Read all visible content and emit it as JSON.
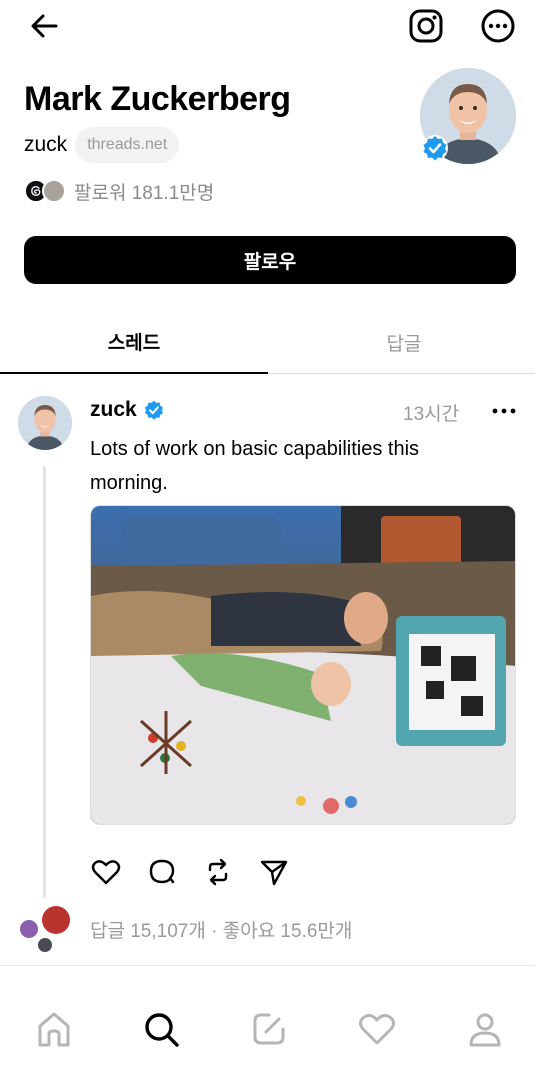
{
  "header": {
    "back_icon": "back-arrow-icon",
    "instagram_icon": "instagram-icon",
    "more_icon": "more-options-icon"
  },
  "profile": {
    "name": "Mark Zuckerberg",
    "handle": "zuck",
    "domain": "threads.net",
    "followers": "팔로워 181.1만명",
    "follow_label": "팔로우"
  },
  "tabs": [
    {
      "label": "스레드",
      "active": true
    },
    {
      "label": "답글",
      "active": false
    }
  ],
  "post": {
    "author": "zuck",
    "time": "13시간",
    "text": "Lots of work on basic capabilities this morning.",
    "stats": "답글 15,107개 · 좋아요 15.6만개"
  },
  "bottom_nav": [
    {
      "icon": "home-icon"
    },
    {
      "icon": "search-icon",
      "active": true
    },
    {
      "icon": "compose-icon"
    },
    {
      "icon": "heart-icon"
    },
    {
      "icon": "profile-icon"
    }
  ],
  "colors": {
    "verified": "#1d9bf0",
    "muted": "#9a9a9a",
    "button": "#000000"
  }
}
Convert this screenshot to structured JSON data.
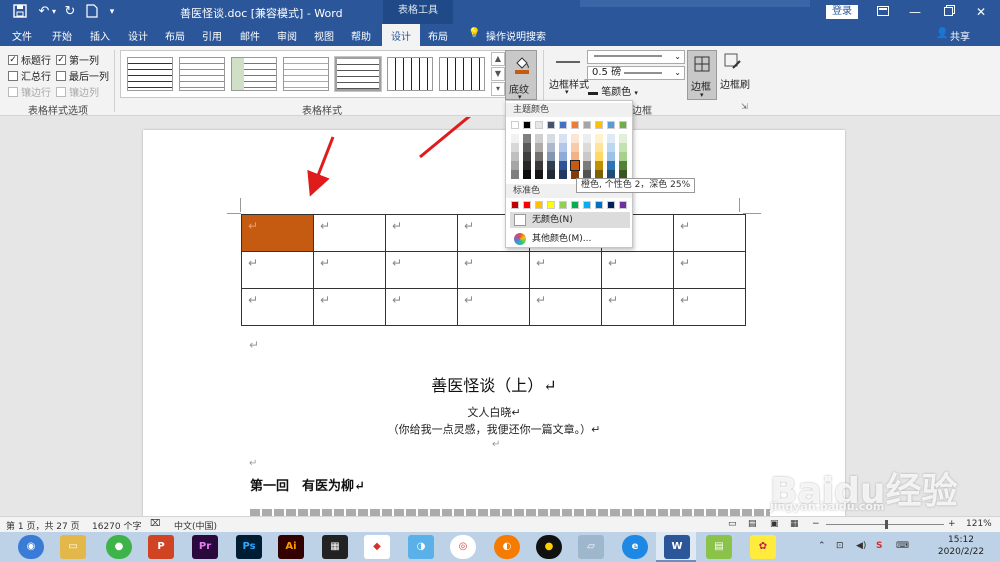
{
  "titlebar": {
    "doc_title": "善医怪谈.doc [兼容模式] - Word",
    "context_tools": "表格工具",
    "login": "登录"
  },
  "tabs": [
    "文件",
    "开始",
    "插入",
    "设计",
    "布局",
    "引用",
    "邮件",
    "审阅",
    "视图",
    "帮助",
    "设计",
    "布局"
  ],
  "tell_me": "操作说明搜索",
  "share": "共享",
  "style_options": {
    "items": [
      {
        "label": "标题行",
        "checked": true,
        "disabled": false
      },
      {
        "label": "第一列",
        "checked": true,
        "disabled": false
      },
      {
        "label": "汇总行",
        "checked": false,
        "disabled": false
      },
      {
        "label": "最后一列",
        "checked": false,
        "disabled": false
      },
      {
        "label": "镶边行",
        "checked": false,
        "disabled": true
      },
      {
        "label": "镶边列",
        "checked": false,
        "disabled": true
      }
    ],
    "group_label": "表格样式选项"
  },
  "table_styles": {
    "group_label": "表格样式"
  },
  "shading_label": "底纹",
  "borders": {
    "style_label": "边框样式",
    "weight": "0.5 磅",
    "pen_color": "笔颜色",
    "border_label": "边框",
    "painter_label": "边框刷",
    "group_label": "边框"
  },
  "color_menu": {
    "theme_header": "主题颜色",
    "standard_header": "标准色",
    "no_color": "无颜色(N)",
    "more_colors": "其他颜色(M)...",
    "tooltip": "橙色, 个性色 2，深色 25%",
    "theme_top": [
      "#ffffff",
      "#000000",
      "#e7e6e6",
      "#44546a",
      "#4472c4",
      "#ed7d31",
      "#a5a5a5",
      "#ffc000",
      "#5b9bd5",
      "#70ad47"
    ],
    "theme_shades": [
      [
        "#f2f2f2",
        "#7f7f7f",
        "#d0cece",
        "#d6dce4",
        "#d9e2f3",
        "#fbe5d5",
        "#ededed",
        "#fff2cc",
        "#deeaf6",
        "#e2efd9"
      ],
      [
        "#d8d8d8",
        "#595959",
        "#aeabab",
        "#adb9ca",
        "#b4c6e7",
        "#f7cbac",
        "#dbdbdb",
        "#fee599",
        "#bdd7ee",
        "#c5e0b3"
      ],
      [
        "#bfbfbf",
        "#3f3f3f",
        "#757070",
        "#8496b0",
        "#8eaadb",
        "#f4b183",
        "#c9c9c9",
        "#ffd966",
        "#9cc3e5",
        "#a8d08d"
      ],
      [
        "#a5a5a5",
        "#262626",
        "#3a3838",
        "#323e4f",
        "#2f5496",
        "#c55a11",
        "#7b7b7b",
        "#bf9000",
        "#2e75b5",
        "#538135"
      ],
      [
        "#7f7f7f",
        "#0c0c0c",
        "#171616",
        "#222a35",
        "#1f3864",
        "#833c0b",
        "#525252",
        "#7f6000",
        "#1e4d78",
        "#375623"
      ]
    ],
    "standard": [
      "#c00000",
      "#ff0000",
      "#ffc000",
      "#ffff00",
      "#92d050",
      "#00b050",
      "#00b0f0",
      "#0070c0",
      "#002060",
      "#7030a0"
    ]
  },
  "document": {
    "para_mark": "↵",
    "table": {
      "rows": 3,
      "cols": 7,
      "shaded_cell_color": "#c55a11"
    },
    "title": "善医怪谈（上）↵",
    "author": "文人白晓↵",
    "subtitle": "（你给我一点灵感，我便还你一篇文章。）↵",
    "chapter": "第一回　有医为柳↵"
  },
  "statusbar": {
    "page": "第 1 页，共 27 页",
    "words": "16270 个字",
    "lang": "中文(中国)",
    "zoom": "121%"
  },
  "taskbar": {
    "time": "15:12",
    "date": "2020/2/22",
    "apps": [
      "Pr",
      "Ps",
      "Ai"
    ]
  },
  "watermark": {
    "brand": "Baidu经验",
    "url": "jingyan.baidu.com"
  }
}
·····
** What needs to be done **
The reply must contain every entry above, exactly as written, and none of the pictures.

** Exercise solution **
Read all visible content and emit it as JSON.
{
  "header": {
    "back_icon": "back-arrow-icon",
    "instagram_icon": "instagram-icon",
    "more_icon": "more-options-icon"
  },
  "profile": {
    "name": "Mark Zuckerberg",
    "handle": "zuck",
    "domain": "threads.net",
    "followers": "팔로워 181.1만명",
    "follow_label": "팔로우"
  },
  "tabs": [
    {
      "label": "스레드",
      "active": true
    },
    {
      "label": "답글",
      "active": false
    }
  ],
  "post": {
    "author": "zuck",
    "time": "13시간",
    "text": "Lots of work on basic capabilities this morning.",
    "stats": "답글 15,107개 · 좋아요 15.6만개"
  },
  "bottom_nav": [
    {
      "icon": "home-icon"
    },
    {
      "icon": "search-icon",
      "active": true
    },
    {
      "icon": "compose-icon"
    },
    {
      "icon": "heart-icon"
    },
    {
      "icon": "profile-icon"
    }
  ],
  "colors": {
    "verified": "#1d9bf0",
    "muted": "#9a9a9a",
    "button": "#000000"
  }
}
Convert this screenshot to structured JSON data.
{
  "titlebar": {
    "doc_title": "善医怪谈.doc [兼容模式] - Word",
    "context_tools": "表格工具",
    "login": "登录"
  },
  "tabs": [
    "文件",
    "开始",
    "插入",
    "设计",
    "布局",
    "引用",
    "邮件",
    "审阅",
    "视图",
    "帮助",
    "设计",
    "布局"
  ],
  "tell_me": "操作说明搜索",
  "share": "共享",
  "style_options": {
    "items": [
      {
        "label": "标题行",
        "checked": true,
        "disabled": false
      },
      {
        "label": "第一列",
        "checked": true,
        "disabled": false
      },
      {
        "label": "汇总行",
        "checked": false,
        "disabled": false
      },
      {
        "label": "最后一列",
        "checked": false,
        "disabled": false
      },
      {
        "label": "镶边行",
        "checked": false,
        "disabled": true
      },
      {
        "label": "镶边列",
        "checked": false,
        "disabled": true
      }
    ],
    "group_label": "表格样式选项"
  },
  "table_styles": {
    "group_label": "表格样式"
  },
  "shading_label": "底纹",
  "borders": {
    "style_label": "边框样式",
    "weight": "0.5 磅",
    "pen_color": "笔颜色",
    "border_label": "边框",
    "painter_label": "边框刷",
    "group_label": "边框"
  },
  "color_menu": {
    "theme_header": "主题颜色",
    "standard_header": "标准色",
    "no_color": "无颜色(N)",
    "more_colors": "其他颜色(M)...",
    "tooltip": "橙色, 个性色 2，深色 25%",
    "theme_top": [
      "#ffffff",
      "#000000",
      "#e7e6e6",
      "#44546a",
      "#4472c4",
      "#ed7d31",
      "#a5a5a5",
      "#ffc000",
      "#5b9bd5",
      "#70ad47"
    ],
    "theme_shades": [
      [
        "#f2f2f2",
        "#7f7f7f",
        "#d0cece",
        "#d6dce4",
        "#d9e2f3",
        "#fbe5d5",
        "#ededed",
        "#fff2cc",
        "#deeaf6",
        "#e2efd9"
      ],
      [
        "#d8d8d8",
        "#595959",
        "#aeabab",
        "#adb9ca",
        "#b4c6e7",
        "#f7cbac",
        "#dbdbdb",
        "#fee599",
        "#bdd7ee",
        "#c5e0b3"
      ],
      [
        "#bfbfbf",
        "#3f3f3f",
        "#757070",
        "#8496b0",
        "#8eaadb",
        "#f4b183",
        "#c9c9c9",
        "#ffd966",
        "#9cc3e5",
        "#a8d08d"
      ],
      [
        "#a5a5a5",
        "#262626",
        "#3a3838",
        "#323e4f",
        "#2f5496",
        "#c55a11",
        "#7b7b7b",
        "#bf9000",
        "#2e75b5",
        "#538135"
      ],
      [
        "#7f7f7f",
        "#0c0c0c",
        "#171616",
        "#222a35",
        "#1f3864",
        "#833c0b",
        "#525252",
        "#7f6000",
        "#1e4d78",
        "#375623"
      ]
    ],
    "standard": [
      "#c00000",
      "#ff0000",
      "#ffc000",
      "#ffff00",
      "#92d050",
      "#00b050",
      "#00b0f0",
      "#0070c0",
      "#002060",
      "#7030a0"
    ]
  },
  "document": {
    "para_mark": "↵",
    "table": {
      "rows": 3,
      "cols": 7,
      "shaded_cell_color": "#c55a11"
    },
    "title": "善医怪谈（上）↵",
    "author": "文人白晓↵",
    "subtitle": "（你给我一点灵感，我便还你一篇文章。）↵",
    "chapter": "第一回　有医为柳↵"
  },
  "statusbar": {
    "page": "第 1 页，共 27 页",
    "words": "16270 个字",
    "lang": "中文(中国)",
    "zoom": "121%"
  },
  "taskbar": {
    "time": "15:12",
    "date": "2020/2/22",
    "apps": [
      "Pr",
      "Ps",
      "Ai"
    ]
  },
  "watermark": {
    "brand": "Baidu经验",
    "url": "jingyan.baidu.com"
  }
}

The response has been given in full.